Denmark, the UK and some regions of Italy and Spain are European leaders in deployment of telehealth as they have succeeded in integrating telehealth into standard patient treatments. Telehealth is healthcare empowered by Information and Communication Technology (ICT). The role of integrated governance models, the availability of funding mechanisms for mainstreaming, the alignment of incentives across tiers of care are some of the best practice examples identified through the latest JRC research on personal health and care services.
It was carried out in co-operation with the European Commission’s Information Society and Media Directorate-General.
The findings are part of the multi-annual Strategic Intelligence Monitor on Personal Health Systems (SIMPHS) research project which focuses more particularly on telehealth and telecare including remote monitoring and treatment of patients. Such healthcare supports independent living of individuals and contributes to more efficient health and social care services delivery. The research scope further includes mHealth (mobile health care through mobile communication devices) and wellness/fitness applications.
The SIMPHS results were made public at the eHealth Week 2012, held from May 7-9 in Copenhagen, Denmark. The results showed that alongside technology implementation, the main issue for telehealth uptake is re-organisation of care which could be enhanced with greater involvement of governments as market forces alone cannot achieve the integration of telehealth solutions into care delivery. Additional barriers to deployment are interoperability and standardisation of health data across regions and healthcare systems.

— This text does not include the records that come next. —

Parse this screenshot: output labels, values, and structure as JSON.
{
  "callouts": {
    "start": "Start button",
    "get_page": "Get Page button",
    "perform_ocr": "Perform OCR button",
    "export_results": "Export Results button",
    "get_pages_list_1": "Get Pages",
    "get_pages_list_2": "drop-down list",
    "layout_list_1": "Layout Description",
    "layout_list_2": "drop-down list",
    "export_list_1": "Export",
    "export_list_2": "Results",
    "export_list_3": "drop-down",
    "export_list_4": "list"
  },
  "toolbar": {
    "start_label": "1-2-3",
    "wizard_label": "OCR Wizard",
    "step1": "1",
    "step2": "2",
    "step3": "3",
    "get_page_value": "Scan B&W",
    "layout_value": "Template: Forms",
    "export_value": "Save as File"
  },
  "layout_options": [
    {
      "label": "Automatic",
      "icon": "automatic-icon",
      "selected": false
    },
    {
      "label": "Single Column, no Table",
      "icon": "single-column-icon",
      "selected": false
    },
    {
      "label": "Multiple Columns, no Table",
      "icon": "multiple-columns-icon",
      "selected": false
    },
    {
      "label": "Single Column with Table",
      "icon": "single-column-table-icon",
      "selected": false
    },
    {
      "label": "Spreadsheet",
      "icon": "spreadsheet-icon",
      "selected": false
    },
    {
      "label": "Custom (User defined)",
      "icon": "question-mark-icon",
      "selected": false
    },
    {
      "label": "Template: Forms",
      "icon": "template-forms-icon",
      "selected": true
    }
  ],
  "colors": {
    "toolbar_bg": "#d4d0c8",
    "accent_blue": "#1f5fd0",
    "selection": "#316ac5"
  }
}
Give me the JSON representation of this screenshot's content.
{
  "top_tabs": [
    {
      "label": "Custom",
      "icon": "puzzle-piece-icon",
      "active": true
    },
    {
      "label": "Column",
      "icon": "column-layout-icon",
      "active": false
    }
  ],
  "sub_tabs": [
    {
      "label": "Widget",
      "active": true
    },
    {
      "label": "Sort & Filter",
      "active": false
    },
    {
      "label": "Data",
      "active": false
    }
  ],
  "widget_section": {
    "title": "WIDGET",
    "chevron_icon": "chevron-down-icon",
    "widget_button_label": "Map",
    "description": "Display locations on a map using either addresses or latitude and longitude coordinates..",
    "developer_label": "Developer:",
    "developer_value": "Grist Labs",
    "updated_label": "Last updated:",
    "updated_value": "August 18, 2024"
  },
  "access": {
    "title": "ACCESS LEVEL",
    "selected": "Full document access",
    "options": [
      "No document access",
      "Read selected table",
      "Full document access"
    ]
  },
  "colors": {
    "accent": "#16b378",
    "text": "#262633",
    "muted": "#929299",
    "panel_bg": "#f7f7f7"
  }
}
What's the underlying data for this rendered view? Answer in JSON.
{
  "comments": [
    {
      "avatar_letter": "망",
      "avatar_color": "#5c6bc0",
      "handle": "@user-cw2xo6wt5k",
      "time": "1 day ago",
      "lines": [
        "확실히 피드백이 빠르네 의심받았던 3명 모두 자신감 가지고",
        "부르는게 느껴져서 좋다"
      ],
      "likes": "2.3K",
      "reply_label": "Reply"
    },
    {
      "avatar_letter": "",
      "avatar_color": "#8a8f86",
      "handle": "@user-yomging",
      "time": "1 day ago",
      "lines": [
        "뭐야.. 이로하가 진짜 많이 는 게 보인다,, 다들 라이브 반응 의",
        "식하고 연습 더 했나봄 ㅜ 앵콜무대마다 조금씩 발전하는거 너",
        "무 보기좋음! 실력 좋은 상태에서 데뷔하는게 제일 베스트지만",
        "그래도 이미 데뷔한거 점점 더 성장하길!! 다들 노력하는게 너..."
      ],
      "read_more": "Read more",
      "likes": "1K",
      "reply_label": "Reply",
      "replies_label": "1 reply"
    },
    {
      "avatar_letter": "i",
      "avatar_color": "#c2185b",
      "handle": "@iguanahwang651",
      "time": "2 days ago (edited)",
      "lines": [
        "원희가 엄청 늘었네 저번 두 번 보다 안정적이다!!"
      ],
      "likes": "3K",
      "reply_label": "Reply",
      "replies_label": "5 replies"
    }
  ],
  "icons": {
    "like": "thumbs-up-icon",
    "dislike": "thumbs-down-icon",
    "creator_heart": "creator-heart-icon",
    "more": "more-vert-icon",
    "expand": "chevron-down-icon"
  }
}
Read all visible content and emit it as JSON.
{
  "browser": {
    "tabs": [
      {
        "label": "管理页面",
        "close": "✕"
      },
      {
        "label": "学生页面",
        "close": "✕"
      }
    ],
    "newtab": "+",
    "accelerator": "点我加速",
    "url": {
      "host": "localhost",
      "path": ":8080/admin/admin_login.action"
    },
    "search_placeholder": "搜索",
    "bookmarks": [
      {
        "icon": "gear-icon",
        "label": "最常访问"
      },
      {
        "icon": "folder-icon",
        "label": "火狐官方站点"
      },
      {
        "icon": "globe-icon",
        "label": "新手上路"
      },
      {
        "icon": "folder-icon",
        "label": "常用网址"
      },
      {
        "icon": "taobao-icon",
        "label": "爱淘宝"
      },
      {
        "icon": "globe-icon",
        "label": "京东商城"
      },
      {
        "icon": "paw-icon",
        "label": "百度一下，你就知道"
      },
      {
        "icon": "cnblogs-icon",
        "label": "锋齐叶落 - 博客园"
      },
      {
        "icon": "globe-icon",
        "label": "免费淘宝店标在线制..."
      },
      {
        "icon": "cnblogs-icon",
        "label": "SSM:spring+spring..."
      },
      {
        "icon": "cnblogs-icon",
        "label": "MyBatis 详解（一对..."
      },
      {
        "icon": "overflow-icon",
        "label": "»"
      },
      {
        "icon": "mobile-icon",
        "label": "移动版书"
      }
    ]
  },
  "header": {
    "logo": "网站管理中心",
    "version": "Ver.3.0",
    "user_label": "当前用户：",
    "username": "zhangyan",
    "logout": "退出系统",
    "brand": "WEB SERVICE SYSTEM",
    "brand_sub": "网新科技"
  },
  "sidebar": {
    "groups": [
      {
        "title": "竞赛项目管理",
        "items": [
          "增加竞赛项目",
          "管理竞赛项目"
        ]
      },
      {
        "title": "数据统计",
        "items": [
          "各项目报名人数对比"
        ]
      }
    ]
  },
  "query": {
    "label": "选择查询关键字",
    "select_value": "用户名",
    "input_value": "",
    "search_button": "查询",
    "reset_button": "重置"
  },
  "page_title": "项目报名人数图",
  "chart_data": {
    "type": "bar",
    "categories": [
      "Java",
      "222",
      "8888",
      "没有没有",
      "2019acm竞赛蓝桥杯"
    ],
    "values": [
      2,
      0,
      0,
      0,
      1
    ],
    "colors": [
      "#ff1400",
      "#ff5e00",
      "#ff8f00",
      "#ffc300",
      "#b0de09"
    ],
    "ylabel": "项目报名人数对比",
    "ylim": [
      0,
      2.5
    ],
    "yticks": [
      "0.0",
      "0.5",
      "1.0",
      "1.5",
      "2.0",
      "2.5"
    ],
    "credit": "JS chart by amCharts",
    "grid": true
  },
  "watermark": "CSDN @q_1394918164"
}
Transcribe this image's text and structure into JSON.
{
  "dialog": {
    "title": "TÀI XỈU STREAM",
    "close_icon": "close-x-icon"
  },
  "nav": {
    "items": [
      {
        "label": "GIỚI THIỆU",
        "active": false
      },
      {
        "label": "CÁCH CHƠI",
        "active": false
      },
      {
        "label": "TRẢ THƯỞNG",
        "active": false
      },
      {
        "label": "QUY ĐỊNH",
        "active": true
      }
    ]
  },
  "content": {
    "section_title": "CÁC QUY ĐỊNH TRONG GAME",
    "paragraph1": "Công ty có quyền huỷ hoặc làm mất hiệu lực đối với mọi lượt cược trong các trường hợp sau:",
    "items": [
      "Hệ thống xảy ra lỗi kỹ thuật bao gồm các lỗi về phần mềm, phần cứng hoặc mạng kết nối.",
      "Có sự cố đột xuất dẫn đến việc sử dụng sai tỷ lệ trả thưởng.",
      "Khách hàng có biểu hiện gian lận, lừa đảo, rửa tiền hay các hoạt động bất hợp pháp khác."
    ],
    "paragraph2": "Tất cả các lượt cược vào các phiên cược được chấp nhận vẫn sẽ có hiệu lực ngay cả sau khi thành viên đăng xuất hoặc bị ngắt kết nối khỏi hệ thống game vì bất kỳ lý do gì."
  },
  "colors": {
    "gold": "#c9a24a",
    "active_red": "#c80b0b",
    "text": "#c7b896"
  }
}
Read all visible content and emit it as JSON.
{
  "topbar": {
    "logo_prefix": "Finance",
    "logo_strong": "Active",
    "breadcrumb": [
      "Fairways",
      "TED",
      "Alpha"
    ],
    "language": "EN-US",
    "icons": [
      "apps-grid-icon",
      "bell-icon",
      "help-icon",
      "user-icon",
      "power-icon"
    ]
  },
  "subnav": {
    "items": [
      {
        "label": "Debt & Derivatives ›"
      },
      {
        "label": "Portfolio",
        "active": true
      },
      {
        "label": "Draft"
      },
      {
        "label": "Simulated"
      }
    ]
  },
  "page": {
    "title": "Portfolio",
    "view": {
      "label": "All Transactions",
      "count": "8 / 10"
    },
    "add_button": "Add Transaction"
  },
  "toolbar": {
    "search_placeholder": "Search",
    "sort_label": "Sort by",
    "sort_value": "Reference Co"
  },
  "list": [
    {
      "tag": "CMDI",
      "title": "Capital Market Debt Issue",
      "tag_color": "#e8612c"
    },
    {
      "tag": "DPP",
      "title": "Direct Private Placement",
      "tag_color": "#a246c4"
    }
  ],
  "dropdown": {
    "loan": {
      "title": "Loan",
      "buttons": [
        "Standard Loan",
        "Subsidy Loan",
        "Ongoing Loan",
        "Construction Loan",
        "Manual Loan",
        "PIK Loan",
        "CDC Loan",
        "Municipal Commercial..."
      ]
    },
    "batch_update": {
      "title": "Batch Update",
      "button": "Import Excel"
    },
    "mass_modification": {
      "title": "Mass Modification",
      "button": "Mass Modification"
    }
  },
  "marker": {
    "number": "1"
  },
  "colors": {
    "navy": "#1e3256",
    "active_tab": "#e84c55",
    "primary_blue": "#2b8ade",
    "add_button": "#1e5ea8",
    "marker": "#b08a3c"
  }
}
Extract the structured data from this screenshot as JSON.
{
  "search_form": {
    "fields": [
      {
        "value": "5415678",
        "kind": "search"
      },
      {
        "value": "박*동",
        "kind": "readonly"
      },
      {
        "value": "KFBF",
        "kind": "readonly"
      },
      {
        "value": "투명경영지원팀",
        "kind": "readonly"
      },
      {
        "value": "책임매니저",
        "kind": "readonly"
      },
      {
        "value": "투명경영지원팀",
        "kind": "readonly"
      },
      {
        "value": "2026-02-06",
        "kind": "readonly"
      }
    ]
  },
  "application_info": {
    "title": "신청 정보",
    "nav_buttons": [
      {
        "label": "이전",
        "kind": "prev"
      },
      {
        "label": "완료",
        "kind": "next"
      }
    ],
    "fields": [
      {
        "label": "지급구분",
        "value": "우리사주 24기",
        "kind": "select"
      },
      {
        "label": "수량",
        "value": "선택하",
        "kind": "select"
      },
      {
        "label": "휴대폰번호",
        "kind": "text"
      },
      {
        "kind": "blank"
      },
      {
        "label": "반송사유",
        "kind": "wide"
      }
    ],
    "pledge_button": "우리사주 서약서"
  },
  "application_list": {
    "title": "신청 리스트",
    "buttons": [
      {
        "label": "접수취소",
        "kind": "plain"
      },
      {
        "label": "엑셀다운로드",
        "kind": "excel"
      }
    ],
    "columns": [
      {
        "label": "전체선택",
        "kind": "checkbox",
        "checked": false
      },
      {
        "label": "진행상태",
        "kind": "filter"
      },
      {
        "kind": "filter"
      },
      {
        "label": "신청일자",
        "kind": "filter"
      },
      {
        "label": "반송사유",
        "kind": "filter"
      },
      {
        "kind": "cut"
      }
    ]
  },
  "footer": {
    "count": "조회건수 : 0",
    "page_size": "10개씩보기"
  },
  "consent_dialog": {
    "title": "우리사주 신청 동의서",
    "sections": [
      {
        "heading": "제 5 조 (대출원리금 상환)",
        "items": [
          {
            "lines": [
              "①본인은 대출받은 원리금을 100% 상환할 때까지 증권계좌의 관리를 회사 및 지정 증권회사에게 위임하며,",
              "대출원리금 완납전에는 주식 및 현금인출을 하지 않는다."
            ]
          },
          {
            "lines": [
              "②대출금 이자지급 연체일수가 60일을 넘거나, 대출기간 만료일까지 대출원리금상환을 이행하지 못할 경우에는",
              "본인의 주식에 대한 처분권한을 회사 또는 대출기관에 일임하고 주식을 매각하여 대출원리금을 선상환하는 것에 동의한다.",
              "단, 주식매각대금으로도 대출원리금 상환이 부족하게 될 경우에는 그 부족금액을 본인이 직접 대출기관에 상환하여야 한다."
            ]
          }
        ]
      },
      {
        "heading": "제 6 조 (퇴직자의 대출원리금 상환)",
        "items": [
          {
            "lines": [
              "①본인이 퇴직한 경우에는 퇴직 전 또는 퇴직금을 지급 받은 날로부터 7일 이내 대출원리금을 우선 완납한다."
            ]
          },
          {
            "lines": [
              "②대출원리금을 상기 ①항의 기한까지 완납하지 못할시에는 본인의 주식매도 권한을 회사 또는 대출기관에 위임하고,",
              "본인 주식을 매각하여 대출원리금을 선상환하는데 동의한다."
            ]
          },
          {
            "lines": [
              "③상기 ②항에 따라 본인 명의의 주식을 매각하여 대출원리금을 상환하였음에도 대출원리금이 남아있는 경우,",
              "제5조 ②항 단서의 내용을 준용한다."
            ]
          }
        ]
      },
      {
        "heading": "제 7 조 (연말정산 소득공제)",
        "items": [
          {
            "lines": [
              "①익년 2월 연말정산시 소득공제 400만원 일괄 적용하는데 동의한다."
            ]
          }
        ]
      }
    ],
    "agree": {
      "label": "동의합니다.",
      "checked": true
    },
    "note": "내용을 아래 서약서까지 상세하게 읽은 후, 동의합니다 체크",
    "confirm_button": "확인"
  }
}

Denmark emerges as an example where good co-operation between government and other key stakeholders such as health care professionals has speeded up the integration of personal health systems such as remote patient monitoring systems into healthcare delivery. Tele-health projects in Denmark include remote monitoring of patents suffering from diabetes, chronic obstructive pulmonary disease (COPD), patients with high risk of stroke, and those receiving anticoagulant treatment. Telehealth is being also mainstreamed in England and Scotland while in Italy and Spain sharp differences emerge between regions in the application of telehealth.